Image from NOAA
"Out of sight, out of mind": You'll have to forgive me for trotting out such a tired, old cliché, but I can think of few dictums that better capture the catastrophic mindset that helped foster many, if not most, of this past century's worst environmental disasters. Nowhere is this more apparent than in the ocean, where blights like the Great Pacific Garbage Patch have become almost depressingly familiar -- yet another sign of how pervasive marine pollution has become.
Worryingly, a new report released by the National Research Council, entitled "Tracking Marine Debris in the 21st Century," predicts that the problem of marine debris risks becoming much worse over the coming century. Current measures, the report says, have proven insufficient and should be scrapped in favor of a "zero discharge" policy and a better integrated, multi-disciplinary approach to managing existing waste. Government's actions over the last 20 years: epic fail
The report determined that regulatory actions taken by all levels of government over the last 20 years have failed to make any headway in solving the problem, which has expanded to include everything from litter and shipborne waste to abandoned boats. Congress should formally designate an agency to create new programs aimed at tackling these issues and to overhaul existing legislation.
Recommendations focus on better collaboration, more enforcement and a mix of incentives
A major flaw of MARPOL Annex V, a piece legislation enacted under the International Convention for the Prevention of Pollution from Ships in 1988, was its failure to effectively regulate most discharges from ships. Requiring ships to dump their trash at shoreside waste reception facilities and providing them with incentives, such as low disposal fees, to use them could help drive down the amount of debris that finds its way into the ocean every year.
Other recommendations included:
"EPA should also take the lead to work with academia, industry, and nongovernmental organizations to develop industry standards and guidelines for source reduction, reuse, and recycling for solid wastes that are generated during ship operations.
Effective marking of fishing gear is critical for identifying the sources or fisheries that may have deployed the gear, and NOAA should develop marking protocols, the report claims.
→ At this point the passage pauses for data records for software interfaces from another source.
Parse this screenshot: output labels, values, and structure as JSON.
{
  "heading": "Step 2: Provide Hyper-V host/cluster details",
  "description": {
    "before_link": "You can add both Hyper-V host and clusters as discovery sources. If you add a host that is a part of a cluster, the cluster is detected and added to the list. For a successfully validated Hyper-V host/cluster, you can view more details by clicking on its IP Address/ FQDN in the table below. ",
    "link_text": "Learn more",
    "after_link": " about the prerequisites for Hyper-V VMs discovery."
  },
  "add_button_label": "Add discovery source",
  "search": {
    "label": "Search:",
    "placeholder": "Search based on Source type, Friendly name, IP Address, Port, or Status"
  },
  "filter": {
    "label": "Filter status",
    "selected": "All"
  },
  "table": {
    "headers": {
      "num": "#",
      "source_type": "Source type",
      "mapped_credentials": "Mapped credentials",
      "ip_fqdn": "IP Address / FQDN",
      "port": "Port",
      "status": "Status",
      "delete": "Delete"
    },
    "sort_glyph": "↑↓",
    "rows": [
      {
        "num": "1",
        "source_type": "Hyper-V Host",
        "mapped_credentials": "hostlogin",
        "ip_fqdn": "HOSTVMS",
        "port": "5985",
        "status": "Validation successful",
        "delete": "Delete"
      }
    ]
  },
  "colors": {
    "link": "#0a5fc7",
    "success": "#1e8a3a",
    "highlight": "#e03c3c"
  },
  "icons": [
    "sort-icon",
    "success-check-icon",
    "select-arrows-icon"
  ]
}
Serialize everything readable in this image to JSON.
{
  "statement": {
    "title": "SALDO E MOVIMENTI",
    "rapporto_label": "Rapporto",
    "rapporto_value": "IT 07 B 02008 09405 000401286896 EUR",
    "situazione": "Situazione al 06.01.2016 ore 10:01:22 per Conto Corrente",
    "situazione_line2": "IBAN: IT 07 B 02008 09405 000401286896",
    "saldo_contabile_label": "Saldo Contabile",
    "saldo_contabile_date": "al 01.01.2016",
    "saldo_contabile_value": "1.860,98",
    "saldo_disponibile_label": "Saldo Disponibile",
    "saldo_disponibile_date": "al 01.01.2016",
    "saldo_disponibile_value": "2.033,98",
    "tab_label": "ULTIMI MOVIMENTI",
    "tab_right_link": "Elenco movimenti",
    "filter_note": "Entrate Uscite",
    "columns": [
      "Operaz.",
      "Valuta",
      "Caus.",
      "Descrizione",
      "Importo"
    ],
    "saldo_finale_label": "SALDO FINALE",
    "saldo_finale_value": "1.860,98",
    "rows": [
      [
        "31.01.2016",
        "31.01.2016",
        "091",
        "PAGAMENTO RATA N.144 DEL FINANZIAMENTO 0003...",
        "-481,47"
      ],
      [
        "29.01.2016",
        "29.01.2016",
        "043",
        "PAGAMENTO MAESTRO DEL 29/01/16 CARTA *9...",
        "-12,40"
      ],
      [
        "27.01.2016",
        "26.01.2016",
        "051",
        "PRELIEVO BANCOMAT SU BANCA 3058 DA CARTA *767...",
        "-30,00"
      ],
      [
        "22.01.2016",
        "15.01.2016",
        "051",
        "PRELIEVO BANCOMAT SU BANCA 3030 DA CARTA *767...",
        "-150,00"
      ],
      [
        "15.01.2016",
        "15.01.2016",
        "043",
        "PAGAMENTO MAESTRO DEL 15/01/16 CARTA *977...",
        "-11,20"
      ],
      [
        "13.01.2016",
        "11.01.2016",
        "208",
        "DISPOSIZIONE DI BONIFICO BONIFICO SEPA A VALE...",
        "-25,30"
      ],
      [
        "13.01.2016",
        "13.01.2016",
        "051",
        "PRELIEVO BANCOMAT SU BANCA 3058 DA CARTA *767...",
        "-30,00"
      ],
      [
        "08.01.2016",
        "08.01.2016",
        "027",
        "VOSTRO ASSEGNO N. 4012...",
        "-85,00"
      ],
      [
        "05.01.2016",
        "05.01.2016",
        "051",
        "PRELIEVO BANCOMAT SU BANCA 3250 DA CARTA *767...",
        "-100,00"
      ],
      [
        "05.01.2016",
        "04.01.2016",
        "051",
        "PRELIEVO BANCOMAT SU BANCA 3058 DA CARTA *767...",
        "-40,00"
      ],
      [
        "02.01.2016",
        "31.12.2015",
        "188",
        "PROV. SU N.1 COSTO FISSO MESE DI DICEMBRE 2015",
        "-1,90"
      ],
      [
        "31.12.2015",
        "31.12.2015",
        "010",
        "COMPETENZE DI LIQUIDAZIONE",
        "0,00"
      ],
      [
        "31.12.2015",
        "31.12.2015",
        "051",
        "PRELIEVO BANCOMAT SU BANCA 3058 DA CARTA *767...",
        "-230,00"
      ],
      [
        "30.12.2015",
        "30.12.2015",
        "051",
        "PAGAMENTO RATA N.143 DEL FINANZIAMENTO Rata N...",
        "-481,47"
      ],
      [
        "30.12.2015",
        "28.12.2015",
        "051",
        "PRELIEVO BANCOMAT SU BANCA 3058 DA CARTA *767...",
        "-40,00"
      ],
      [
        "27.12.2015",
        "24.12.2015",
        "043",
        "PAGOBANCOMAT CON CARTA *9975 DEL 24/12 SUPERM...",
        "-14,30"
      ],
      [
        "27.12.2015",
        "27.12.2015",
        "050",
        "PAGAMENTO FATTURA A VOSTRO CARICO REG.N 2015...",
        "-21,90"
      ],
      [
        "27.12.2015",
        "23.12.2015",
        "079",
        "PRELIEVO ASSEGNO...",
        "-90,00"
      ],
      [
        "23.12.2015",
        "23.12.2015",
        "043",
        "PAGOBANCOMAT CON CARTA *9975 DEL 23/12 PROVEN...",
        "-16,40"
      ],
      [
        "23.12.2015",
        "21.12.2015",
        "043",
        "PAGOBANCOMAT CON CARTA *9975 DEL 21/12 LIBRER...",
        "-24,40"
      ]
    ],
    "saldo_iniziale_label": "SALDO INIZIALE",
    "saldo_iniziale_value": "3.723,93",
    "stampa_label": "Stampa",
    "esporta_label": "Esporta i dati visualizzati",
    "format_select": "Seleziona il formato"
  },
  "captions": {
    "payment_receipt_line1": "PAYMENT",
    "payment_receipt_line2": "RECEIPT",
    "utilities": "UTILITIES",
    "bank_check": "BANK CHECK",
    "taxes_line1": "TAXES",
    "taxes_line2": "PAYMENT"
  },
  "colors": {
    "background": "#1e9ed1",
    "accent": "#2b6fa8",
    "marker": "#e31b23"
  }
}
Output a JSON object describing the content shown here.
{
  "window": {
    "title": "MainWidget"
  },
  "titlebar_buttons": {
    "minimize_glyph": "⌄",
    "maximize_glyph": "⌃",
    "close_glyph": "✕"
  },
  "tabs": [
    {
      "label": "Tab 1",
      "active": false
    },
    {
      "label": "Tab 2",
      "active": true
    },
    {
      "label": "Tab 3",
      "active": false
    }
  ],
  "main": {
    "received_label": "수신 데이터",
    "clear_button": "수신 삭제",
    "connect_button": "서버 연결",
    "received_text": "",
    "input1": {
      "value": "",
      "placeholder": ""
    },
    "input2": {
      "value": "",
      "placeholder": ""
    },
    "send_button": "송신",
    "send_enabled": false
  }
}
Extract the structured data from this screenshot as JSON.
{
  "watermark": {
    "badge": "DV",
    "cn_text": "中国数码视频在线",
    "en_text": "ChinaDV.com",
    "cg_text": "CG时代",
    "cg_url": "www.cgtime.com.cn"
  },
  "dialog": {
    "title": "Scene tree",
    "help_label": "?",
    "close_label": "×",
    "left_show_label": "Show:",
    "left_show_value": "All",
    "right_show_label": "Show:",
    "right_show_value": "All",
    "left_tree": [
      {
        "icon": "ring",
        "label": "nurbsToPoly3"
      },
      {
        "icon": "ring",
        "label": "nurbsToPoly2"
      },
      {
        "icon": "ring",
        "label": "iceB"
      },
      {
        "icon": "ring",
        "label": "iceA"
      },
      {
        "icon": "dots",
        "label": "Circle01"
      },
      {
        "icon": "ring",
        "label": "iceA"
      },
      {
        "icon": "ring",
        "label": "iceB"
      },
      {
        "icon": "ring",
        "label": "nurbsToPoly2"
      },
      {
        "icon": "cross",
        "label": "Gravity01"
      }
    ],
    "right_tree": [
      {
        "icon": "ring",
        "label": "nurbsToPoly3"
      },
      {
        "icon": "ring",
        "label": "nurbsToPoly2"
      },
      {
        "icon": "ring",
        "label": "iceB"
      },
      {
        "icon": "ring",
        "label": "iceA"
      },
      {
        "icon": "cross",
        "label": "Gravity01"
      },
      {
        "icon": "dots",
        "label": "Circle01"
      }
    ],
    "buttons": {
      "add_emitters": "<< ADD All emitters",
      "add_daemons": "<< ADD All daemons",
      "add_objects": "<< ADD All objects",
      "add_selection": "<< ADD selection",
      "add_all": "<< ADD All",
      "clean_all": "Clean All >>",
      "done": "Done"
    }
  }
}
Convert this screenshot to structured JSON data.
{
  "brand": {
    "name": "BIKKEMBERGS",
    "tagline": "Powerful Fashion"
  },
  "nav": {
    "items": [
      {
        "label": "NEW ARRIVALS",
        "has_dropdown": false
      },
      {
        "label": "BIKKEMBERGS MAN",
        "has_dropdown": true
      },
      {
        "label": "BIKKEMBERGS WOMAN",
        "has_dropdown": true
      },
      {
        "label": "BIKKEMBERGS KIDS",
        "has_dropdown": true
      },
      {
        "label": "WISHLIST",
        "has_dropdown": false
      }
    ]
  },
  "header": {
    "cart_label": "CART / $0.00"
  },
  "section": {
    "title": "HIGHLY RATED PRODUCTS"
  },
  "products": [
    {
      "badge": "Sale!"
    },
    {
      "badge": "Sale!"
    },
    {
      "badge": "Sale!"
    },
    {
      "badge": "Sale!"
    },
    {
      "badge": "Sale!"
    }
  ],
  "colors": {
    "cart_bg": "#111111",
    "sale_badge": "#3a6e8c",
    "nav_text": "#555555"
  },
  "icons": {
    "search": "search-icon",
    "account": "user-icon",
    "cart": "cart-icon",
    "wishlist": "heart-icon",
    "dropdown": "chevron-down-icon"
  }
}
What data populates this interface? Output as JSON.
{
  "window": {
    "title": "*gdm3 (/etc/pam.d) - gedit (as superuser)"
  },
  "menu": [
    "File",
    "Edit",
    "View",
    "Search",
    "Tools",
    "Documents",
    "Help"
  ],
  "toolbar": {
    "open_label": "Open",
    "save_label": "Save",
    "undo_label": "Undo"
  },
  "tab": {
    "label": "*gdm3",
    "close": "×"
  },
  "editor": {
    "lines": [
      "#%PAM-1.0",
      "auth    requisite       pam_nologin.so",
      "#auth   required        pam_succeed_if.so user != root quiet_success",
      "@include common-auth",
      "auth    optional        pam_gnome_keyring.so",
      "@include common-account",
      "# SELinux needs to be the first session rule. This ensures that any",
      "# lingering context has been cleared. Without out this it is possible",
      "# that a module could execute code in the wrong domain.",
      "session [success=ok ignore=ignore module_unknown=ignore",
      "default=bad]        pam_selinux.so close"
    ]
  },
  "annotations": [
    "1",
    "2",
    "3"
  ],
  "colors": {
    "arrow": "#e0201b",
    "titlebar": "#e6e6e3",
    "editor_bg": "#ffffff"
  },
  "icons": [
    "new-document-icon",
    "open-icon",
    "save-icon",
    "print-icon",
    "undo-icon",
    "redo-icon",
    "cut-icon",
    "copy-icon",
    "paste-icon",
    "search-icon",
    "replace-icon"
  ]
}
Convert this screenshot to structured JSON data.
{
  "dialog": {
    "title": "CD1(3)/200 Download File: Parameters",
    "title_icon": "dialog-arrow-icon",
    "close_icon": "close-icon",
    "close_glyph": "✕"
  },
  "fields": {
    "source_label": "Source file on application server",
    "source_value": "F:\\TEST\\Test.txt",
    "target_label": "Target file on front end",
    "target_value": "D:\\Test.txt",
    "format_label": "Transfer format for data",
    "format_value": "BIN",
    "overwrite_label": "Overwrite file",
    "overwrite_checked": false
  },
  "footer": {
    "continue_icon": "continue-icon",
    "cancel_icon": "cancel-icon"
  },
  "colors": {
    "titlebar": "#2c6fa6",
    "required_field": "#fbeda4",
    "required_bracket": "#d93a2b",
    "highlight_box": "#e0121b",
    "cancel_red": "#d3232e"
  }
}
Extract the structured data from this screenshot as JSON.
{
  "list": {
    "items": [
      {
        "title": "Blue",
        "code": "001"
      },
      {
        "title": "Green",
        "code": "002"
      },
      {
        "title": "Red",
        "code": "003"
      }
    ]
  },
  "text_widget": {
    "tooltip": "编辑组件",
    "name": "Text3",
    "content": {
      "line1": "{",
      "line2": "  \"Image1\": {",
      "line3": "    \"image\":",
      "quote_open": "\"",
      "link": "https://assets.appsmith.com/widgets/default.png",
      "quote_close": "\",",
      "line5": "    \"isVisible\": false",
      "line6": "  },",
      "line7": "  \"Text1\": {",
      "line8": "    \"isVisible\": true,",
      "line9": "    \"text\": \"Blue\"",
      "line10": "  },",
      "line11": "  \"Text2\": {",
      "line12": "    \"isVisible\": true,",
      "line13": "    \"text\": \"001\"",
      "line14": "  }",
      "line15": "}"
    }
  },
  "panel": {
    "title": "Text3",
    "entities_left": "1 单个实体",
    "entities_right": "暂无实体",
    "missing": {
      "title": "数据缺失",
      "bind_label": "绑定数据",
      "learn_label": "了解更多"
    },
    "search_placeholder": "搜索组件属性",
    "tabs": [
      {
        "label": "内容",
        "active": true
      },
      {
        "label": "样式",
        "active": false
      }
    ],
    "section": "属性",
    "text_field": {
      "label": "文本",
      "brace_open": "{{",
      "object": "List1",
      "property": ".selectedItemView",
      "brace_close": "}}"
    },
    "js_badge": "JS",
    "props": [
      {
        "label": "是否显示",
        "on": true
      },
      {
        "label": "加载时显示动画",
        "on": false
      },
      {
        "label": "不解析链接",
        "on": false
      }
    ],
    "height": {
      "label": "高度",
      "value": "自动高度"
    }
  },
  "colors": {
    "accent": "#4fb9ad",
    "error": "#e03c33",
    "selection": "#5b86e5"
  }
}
Fishery management organizations should also adopt a "no fault" policy regarding the documentation and recovery of lost fishing gear. Under this policy, local fishermen, state officials, and the public should develop cost-effective derelict fishing gear removal and disposal programs, and fishermen participating in removal efforts could receive financial credit or be exempted from landfill fees.
The committee concluded that abandoned fish aggregating devices become derelict fishing gear when the captain of the vessel does not retrieve them. Under MARPOL Annex V, this should be considered an illegal disposal if the devices contain synthetic ropes, webbing, or other plastics. NOAA should modify the federal regulations to clarify the circumstances under which abandoned fish aggregating devices become illegal discharge. The committee also indicated that international and domestic fisheries organizations should do more to regulate these devices and prevent them from becoming debris."
All of this may not sound very sexy, but, as a longstanding problem that has been either mostly ignored or haphazardly dealt with until now, it deserves serious attention. You can skim the entire report or read its summary here.
Via ::ScienceDaily: Marine Debris Will Likely Worsen In The 21st Century (news website)
More about marine trash
::Ocean Conservancy Reveals World’s Only Snapshot of Marine Trash
::Following Algalita's "Junk" to the North Pacific Gyre
::Will A Global Network Of Marine Reserves Reverse Troubling Trends In The Sea?